> **Exercise aim**: Report every line from the following entries that contains the string "true".

Top of Data records

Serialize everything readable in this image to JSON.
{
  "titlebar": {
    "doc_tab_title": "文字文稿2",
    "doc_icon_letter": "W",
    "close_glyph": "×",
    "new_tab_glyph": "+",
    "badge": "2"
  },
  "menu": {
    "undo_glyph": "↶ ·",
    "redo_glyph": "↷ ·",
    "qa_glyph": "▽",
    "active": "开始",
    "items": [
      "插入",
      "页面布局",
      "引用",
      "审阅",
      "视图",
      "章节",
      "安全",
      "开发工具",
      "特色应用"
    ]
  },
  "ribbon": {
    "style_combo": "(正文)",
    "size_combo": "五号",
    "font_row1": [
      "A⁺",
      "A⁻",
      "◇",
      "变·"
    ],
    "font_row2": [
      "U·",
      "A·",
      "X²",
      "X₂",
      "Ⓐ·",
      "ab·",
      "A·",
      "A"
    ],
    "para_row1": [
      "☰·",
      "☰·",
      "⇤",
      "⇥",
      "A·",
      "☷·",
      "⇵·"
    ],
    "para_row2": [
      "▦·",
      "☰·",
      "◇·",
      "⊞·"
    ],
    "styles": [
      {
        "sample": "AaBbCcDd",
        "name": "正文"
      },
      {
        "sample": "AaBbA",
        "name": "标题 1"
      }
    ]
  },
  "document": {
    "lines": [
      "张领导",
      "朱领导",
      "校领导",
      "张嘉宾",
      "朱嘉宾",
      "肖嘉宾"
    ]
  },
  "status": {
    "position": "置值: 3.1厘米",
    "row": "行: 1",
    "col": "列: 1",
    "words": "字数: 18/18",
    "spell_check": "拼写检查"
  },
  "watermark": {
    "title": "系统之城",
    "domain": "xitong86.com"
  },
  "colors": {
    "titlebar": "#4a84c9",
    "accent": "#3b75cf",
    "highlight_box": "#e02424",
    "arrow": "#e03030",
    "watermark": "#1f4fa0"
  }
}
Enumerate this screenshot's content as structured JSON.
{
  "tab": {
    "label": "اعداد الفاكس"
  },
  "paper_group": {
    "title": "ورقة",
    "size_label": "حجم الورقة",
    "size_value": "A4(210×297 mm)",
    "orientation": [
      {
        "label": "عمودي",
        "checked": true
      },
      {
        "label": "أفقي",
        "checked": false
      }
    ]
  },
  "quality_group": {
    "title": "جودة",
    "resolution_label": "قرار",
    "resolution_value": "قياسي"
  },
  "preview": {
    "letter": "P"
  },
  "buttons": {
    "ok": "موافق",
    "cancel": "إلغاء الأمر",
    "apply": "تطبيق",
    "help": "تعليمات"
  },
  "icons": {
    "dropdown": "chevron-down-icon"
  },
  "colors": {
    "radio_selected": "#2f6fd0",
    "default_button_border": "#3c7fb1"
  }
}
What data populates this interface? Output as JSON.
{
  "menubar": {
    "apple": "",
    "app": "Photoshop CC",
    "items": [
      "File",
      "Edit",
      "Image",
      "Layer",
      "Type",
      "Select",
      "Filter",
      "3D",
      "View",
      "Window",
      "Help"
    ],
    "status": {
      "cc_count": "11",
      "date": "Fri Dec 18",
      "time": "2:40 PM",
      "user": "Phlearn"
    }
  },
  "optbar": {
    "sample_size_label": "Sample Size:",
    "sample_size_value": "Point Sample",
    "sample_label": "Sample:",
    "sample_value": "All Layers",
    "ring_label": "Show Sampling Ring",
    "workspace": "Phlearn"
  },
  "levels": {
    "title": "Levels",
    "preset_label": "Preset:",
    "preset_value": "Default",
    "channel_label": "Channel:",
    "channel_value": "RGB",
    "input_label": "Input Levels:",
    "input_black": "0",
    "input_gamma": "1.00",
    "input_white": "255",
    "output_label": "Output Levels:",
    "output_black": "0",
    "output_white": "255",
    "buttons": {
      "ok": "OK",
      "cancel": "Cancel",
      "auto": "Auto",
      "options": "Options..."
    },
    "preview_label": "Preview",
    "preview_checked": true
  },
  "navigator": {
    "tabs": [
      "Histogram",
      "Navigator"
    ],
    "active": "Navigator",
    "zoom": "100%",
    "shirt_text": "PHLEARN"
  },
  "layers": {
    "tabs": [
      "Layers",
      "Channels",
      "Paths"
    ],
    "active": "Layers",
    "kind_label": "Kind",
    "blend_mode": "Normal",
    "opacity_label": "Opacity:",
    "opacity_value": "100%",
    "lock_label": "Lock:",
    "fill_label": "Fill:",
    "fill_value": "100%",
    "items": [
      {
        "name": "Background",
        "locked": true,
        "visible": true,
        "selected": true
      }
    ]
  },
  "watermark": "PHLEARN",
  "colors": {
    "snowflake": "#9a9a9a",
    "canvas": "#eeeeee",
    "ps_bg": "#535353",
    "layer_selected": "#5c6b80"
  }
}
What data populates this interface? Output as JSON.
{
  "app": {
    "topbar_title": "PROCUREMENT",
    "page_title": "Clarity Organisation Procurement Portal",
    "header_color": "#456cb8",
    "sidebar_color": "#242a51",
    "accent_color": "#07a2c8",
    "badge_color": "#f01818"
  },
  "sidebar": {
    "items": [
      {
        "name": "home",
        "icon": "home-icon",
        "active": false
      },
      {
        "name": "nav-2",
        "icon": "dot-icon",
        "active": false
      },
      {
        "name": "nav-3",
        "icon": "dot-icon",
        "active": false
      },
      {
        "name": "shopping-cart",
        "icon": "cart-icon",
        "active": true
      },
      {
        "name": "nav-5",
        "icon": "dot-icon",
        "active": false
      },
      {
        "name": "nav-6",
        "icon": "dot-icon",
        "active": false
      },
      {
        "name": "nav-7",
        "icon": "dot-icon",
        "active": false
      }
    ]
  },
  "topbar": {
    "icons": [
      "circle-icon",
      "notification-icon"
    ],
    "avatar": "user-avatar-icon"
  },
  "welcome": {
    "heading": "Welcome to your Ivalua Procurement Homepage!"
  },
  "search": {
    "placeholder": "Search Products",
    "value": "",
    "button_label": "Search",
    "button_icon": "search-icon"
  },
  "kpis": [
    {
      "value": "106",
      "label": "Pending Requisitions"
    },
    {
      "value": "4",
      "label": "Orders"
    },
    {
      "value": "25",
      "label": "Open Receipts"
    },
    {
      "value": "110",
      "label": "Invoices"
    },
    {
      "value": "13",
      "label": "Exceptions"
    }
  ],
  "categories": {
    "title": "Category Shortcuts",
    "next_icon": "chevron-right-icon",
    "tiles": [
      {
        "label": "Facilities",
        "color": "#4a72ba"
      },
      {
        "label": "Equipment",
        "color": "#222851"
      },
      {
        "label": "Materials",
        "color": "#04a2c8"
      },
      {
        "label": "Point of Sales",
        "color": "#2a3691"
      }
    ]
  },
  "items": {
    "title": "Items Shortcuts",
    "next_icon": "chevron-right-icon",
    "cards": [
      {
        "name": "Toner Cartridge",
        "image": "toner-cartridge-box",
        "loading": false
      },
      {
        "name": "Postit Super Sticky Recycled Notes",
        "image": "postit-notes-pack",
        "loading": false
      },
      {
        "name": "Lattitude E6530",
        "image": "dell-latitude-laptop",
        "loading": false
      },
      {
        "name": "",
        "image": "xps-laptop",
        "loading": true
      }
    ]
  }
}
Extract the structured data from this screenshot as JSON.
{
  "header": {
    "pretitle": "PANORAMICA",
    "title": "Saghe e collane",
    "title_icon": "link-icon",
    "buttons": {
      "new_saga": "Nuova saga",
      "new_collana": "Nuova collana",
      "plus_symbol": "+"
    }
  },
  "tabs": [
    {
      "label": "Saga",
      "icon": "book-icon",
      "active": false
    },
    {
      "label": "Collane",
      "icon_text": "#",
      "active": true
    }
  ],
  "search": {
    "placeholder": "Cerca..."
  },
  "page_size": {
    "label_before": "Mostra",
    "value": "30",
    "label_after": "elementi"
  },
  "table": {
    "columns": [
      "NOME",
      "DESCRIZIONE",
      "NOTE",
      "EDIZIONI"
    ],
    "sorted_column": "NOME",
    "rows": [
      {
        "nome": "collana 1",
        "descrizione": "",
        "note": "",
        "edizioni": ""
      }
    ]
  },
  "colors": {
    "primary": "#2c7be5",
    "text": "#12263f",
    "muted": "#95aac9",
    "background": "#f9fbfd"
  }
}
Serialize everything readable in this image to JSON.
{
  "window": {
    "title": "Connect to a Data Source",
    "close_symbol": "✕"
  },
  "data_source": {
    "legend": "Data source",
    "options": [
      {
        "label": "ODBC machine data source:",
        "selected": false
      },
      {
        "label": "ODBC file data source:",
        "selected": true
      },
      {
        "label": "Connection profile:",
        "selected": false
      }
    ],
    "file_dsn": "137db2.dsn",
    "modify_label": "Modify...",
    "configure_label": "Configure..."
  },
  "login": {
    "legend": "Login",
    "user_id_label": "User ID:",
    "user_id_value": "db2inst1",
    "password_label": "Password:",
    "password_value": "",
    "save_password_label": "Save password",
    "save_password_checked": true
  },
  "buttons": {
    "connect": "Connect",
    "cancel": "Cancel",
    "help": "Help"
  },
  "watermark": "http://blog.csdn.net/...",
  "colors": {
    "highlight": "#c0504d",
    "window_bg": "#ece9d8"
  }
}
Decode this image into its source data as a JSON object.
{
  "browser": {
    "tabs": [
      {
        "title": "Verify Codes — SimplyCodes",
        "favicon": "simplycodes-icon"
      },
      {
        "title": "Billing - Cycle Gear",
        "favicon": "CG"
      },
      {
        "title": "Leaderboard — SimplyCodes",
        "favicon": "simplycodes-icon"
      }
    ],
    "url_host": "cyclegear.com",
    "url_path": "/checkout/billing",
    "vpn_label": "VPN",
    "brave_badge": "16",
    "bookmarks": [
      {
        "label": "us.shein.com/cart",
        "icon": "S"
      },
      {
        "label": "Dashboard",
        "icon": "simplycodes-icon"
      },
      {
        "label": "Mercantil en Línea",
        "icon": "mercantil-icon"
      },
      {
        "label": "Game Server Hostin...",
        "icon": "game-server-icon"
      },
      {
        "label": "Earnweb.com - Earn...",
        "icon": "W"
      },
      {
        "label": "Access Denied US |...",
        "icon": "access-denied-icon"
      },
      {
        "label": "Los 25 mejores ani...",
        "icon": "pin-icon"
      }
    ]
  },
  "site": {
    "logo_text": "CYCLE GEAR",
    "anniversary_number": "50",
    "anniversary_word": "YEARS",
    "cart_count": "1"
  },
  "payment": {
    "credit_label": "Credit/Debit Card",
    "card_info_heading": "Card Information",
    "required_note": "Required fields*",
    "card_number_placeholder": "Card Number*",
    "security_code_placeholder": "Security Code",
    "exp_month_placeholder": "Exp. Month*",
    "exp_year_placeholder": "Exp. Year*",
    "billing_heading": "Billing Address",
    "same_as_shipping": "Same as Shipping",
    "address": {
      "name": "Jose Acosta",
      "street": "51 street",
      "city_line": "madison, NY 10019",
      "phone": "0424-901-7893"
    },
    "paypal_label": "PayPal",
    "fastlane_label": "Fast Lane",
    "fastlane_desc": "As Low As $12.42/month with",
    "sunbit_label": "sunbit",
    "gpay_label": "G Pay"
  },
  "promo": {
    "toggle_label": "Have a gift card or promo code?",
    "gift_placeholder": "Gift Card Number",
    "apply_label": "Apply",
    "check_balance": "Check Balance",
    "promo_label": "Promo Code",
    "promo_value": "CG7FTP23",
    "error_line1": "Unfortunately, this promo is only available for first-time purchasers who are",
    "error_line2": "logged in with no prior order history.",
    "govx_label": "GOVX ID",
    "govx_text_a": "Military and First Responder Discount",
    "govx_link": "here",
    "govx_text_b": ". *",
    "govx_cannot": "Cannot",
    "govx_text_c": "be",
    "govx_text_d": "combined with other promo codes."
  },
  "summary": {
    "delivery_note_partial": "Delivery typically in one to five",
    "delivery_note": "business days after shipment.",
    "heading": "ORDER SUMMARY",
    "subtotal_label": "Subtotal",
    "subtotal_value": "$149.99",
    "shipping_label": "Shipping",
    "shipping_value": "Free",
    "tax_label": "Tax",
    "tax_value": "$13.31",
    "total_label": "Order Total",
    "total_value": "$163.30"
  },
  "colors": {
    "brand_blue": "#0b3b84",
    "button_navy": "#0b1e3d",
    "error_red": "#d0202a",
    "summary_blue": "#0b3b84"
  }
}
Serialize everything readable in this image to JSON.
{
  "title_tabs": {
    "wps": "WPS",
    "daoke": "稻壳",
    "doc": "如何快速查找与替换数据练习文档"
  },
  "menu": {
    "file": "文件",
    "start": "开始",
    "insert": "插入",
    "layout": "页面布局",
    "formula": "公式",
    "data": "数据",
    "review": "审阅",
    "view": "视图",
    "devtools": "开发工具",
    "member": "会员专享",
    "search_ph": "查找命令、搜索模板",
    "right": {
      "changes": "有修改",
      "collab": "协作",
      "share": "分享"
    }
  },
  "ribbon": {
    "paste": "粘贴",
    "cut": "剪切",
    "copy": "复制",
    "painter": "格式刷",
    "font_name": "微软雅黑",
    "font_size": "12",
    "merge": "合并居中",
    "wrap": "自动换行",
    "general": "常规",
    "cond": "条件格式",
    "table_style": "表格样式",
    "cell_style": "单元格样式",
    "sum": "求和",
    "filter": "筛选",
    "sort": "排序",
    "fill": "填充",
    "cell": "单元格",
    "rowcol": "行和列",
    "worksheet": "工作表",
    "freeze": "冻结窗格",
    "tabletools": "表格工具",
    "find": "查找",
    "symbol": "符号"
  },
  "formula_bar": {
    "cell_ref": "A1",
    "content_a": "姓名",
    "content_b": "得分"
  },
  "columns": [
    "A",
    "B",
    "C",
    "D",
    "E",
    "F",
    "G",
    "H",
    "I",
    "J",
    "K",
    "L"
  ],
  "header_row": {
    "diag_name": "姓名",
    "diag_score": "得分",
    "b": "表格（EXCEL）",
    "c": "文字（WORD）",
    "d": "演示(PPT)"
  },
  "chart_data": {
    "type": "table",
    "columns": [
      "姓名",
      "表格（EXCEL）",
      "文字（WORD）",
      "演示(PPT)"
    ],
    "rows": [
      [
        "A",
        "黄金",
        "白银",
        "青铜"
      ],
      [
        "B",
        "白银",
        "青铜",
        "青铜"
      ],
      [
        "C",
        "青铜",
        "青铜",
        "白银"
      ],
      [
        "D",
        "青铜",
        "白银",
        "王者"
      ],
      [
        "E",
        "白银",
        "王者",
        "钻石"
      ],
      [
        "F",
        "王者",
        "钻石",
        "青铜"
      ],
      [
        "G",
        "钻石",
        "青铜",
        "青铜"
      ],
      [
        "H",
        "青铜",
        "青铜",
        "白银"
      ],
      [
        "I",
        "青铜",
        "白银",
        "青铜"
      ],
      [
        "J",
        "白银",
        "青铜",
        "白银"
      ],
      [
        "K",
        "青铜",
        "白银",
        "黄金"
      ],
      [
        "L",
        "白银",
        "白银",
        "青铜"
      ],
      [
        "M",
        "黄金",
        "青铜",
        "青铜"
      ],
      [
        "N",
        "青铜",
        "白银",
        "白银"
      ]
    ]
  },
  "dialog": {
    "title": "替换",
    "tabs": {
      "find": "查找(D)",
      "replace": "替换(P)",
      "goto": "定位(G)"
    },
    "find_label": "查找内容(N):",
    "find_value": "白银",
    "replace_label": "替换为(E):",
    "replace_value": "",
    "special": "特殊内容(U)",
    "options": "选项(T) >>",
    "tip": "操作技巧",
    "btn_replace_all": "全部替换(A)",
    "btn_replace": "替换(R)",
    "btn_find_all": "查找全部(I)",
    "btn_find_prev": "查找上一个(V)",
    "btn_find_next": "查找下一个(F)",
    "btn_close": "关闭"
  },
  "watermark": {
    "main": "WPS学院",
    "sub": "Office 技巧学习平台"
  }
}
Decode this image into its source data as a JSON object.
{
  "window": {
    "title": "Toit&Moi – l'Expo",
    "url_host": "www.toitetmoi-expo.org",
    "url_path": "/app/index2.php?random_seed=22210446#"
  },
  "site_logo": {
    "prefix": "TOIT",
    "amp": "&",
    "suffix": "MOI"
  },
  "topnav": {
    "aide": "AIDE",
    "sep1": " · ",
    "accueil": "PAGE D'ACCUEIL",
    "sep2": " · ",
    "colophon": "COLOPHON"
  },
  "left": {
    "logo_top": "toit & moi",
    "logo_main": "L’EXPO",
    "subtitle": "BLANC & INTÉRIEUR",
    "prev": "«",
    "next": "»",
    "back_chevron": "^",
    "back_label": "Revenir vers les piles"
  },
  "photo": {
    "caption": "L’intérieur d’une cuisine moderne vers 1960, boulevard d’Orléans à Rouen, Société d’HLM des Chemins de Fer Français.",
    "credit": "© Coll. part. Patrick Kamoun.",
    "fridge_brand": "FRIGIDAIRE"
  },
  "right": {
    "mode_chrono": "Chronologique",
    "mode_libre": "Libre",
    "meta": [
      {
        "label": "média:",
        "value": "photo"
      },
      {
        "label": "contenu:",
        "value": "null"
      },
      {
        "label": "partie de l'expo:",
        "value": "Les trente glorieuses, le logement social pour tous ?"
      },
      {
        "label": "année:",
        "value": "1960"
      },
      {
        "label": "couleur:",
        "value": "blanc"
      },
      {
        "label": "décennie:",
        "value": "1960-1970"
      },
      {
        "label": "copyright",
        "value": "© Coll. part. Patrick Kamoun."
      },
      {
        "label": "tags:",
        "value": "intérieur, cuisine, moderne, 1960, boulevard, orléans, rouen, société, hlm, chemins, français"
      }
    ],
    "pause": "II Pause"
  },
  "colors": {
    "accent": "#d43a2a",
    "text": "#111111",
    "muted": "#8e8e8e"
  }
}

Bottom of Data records

> **Solution to this problem**:
        "checked": true
    "preview_checked": true
        "locked": true,
        "visible": true,
        "selected": true
        "active": true
        "loading": true
      "active": true
        "selected": true
    "save_password_checked": true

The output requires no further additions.